In this exercise, reproduce all the entries that follow exactly.
------------------------------------------------------------------------
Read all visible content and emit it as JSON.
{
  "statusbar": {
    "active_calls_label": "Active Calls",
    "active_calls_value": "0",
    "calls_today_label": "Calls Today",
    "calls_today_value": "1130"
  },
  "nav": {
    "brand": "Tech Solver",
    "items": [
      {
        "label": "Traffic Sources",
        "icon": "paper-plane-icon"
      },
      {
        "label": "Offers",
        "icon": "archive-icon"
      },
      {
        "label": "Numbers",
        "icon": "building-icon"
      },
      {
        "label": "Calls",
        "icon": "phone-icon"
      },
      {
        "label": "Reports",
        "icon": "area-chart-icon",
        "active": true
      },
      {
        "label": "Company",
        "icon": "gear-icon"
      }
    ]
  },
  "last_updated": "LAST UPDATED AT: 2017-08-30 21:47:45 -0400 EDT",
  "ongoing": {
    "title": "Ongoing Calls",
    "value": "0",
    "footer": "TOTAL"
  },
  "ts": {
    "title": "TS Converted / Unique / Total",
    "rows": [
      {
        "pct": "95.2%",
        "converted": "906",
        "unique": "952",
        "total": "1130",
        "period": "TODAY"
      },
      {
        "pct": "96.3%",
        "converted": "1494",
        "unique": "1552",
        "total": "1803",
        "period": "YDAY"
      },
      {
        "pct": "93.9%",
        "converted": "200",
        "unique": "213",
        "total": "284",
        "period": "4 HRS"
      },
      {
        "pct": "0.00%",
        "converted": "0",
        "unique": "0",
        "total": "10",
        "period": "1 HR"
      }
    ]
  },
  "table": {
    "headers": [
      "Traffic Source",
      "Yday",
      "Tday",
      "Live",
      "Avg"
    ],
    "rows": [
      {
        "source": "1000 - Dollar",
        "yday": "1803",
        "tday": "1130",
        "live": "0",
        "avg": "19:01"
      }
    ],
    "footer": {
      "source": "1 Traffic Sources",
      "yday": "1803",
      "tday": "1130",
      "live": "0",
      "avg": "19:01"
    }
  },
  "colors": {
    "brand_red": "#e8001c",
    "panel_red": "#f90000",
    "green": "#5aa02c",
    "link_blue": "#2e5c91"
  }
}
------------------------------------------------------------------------
### Response to the task
Read all visible content and emit it as JSON.
{
  "statusbar": {
    "active_calls_label": "Active Calls",
    "active_calls_value": "0",
    "calls_today_label": "Calls Today",
    "calls_today_value": "1130"
  },
  "nav": {
    "brand": "Tech Solver",
    "items": [
      {
        "label": "Traffic Sources",
        "icon": "paper-plane-icon"
      },
      {
        "label": "Offers",
        "icon": "archive-icon"
      },
      {
        "label": "Numbers",
        "icon": "building-icon"
      },
      {
        "label": "Calls",
        "icon": "phone-icon"
      },
      {
        "label": "Reports",
        "icon": "area-chart-icon",
        "active": true
      },
      {
        "label": "Company",
        "icon": "gear-icon"
      }
    ]
  },
  "last_updated": "LAST UPDATED AT: 2017-08-30 21:47:45 -0400 EDT",
  "ongoing": {
    "title": "Ongoing Calls",
    "value": "0",
    "footer": "TOTAL"
  },
  "ts": {
    "title": "TS Converted / Unique / Total",
    "rows": [
      {
        "pct": "95.2%",
        "converted": "906",
        "unique": "952",
        "total": "1130",
        "period": "TODAY"
      },
      {
        "pct": "96.3%",
        "converted": "1494",
        "unique": "1552",
        "total": "1803",
        "period": "YDAY"
      },
      {
        "pct": "93.9%",
        "converted": "200",
        "unique": "213",
        "total": "284",
        "period": "4 HRS"
      },
      {
        "pct": "0.00%",
        "converted": "0",
        "unique": "0",
        "total": "10",
        "period": "1 HR"
      }
    ]
  },
  "table": {
    "headers": [
      "Traffic Source",
      "Yday",
      "Tday",
      "Live",
      "Avg"
    ],
    "rows": [
      {
        "source": "1000 - Dollar",
        "yday": "1803",
        "tday": "1130",
        "live": "0",
        "avg": "19:01"
      }
    ],
    "footer": {
      "source": "1 Traffic Sources",
      "yday": "1803",
      "tday": "1130",
      "live": "0",
      "avg": "19:01"
    }
  },
  "colors": {
    "brand_red": "#e8001c",
    "panel_red": "#f90000",
    "green": "#5aa02c",
    "link_blue": "#2e5c91"
  }
}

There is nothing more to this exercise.